» Required action
Without any omission, reproduce the records that follow.

» The records
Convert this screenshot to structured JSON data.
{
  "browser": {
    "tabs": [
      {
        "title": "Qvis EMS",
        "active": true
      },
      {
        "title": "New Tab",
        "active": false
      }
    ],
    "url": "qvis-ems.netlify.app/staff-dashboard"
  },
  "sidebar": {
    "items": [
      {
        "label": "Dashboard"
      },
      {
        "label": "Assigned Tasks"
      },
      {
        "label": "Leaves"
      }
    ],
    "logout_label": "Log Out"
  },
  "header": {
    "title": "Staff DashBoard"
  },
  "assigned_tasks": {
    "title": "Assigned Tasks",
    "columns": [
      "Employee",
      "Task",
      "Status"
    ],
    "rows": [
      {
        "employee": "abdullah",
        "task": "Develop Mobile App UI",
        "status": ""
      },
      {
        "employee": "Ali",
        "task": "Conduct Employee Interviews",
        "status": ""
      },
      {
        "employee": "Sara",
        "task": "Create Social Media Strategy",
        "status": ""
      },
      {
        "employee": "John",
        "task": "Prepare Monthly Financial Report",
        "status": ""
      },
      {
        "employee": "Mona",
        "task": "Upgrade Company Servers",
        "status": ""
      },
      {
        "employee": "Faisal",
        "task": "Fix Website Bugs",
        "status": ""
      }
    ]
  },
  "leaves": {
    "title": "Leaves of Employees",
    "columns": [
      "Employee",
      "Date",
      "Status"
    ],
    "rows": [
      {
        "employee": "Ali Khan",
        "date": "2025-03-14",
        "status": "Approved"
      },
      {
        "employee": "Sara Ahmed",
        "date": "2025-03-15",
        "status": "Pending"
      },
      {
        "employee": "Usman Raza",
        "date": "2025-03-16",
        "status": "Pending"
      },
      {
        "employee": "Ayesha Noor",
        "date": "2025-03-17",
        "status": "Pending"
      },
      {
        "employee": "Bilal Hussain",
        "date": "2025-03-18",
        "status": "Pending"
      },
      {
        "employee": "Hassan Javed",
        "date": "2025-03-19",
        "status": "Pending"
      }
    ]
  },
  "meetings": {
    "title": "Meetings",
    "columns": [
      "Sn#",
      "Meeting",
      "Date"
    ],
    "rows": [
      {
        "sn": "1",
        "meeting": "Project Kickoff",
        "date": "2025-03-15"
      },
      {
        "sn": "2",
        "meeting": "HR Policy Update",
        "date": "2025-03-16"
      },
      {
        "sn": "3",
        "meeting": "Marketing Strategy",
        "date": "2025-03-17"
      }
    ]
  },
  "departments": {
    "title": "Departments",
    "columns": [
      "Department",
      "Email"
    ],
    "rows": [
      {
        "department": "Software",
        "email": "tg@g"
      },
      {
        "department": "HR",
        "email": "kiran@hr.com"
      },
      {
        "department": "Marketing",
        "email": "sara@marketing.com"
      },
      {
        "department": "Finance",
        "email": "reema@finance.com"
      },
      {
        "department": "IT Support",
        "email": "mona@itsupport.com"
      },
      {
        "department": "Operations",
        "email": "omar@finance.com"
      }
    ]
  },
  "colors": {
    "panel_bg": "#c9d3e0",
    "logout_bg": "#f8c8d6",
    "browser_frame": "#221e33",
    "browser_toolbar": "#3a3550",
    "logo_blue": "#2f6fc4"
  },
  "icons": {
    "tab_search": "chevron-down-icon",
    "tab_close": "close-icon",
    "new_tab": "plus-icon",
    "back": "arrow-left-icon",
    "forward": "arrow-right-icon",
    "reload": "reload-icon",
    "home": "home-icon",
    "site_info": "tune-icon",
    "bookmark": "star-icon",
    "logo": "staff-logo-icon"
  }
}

» Exercise output
Convert this screenshot to structured JSON data.
{
  "browser": {
    "tabs": [
      {
        "title": "Qvis EMS",
        "active": true
      },
      {
        "title": "New Tab",
        "active": false
      }
    ],
    "url": "qvis-ems.netlify.app/staff-dashboard"
  },
  "sidebar": {
    "items": [
      {
        "label": "Dashboard"
      },
      {
        "label": "Assigned Tasks"
      },
      {
        "label": "Leaves"
      }
    ],
    "logout_label": "Log Out"
  },
  "header": {
    "title": "Staff DashBoard"
  },
  "assigned_tasks": {
    "title": "Assigned Tasks",
    "columns": [
      "Employee",
      "Task",
      "Status"
    ],
    "rows": [
      {
        "employee": "abdullah",
        "task": "Develop Mobile App UI",
        "status": ""
      },
      {
        "employee": "Ali",
        "task": "Conduct Employee Interviews",
        "status": ""
      },
      {
        "employee": "Sara",
        "task": "Create Social Media Strategy",
        "status": ""
      },
      {
        "employee": "John",
        "task": "Prepare Monthly Financial Report",
        "status": ""
      },
      {
        "employee": "Mona",
        "task": "Upgrade Company Servers",
        "status": ""
      },
      {
        "employee": "Faisal",
        "task": "Fix Website Bugs",
        "status": ""
      }
    ]
  },
  "leaves": {
    "title": "Leaves of Employees",
    "columns": [
      "Employee",
      "Date",
      "Status"
    ],
    "rows": [
      {
        "employee": "Ali Khan",
        "date": "2025-03-14",
        "status": "Approved"
      },
      {
        "employee": "Sara Ahmed",
        "date": "2025-03-15",
        "status": "Pending"
      },
      {
        "employee": "Usman Raza",
        "date": "2025-03-16",
        "status": "Pending"
      },
      {
        "employee": "Ayesha Noor",
        "date": "2025-03-17",
        "status": "Pending"
      },
      {
        "employee": "Bilal Hussain",
        "date": "2025-03-18",
        "status": "Pending"
      },
      {
        "employee": "Hassan Javed",
        "date": "2025-03-19",
        "status": "Pending"
      }
    ]
  },
  "meetings": {
    "title": "Meetings",
    "columns": [
      "Sn#",
      "Meeting",
      "Date"
    ],
    "rows": [
      {
        "sn": "1",
        "meeting": "Project Kickoff",
        "date": "2025-03-15"
      },
      {
        "sn": "2",
        "meeting": "HR Policy Update",
        "date": "2025-03-16"
      },
      {
        "sn": "3",
        "meeting": "Marketing Strategy",
        "date": "2025-03-17"
      }
    ]
  },
  "departments": {
    "title": "Departments",
    "columns": [
      "Department",
      "Email"
    ],
    "rows": [
      {
        "department": "Software",
        "email": "tg@g"
      },
      {
        "department": "HR",
        "email": "kiran@hr.com"
      },
      {
        "department": "Marketing",
        "email": "sara@marketing.com"
      },
      {
        "department": "Finance",
        "email": "reema@finance.com"
      },
      {
        "department": "IT Support",
        "email": "mona@itsupport.com"
      },
      {
        "department": "Operations",
        "email": "omar@finance.com"
      }
    ]
  },
  "colors": {
    "panel_bg": "#c9d3e0",
    "logout_bg": "#f8c8d6",
    "browser_frame": "#221e33",
    "browser_toolbar": "#3a3550",
    "logo_blue": "#2f6fc4"
  },
  "icons": {
    "tab_search": "chevron-down-icon",
    "tab_close": "close-icon",
    "new_tab": "plus-icon",
    "back": "arrow-left-icon",
    "forward": "arrow-right-icon",
    "reload": "reload-icon",
    "home": "home-icon",
    "site_info": "tune-icon",
    "bookmark": "star-icon",
    "logo": "staff-logo-icon"
  }
}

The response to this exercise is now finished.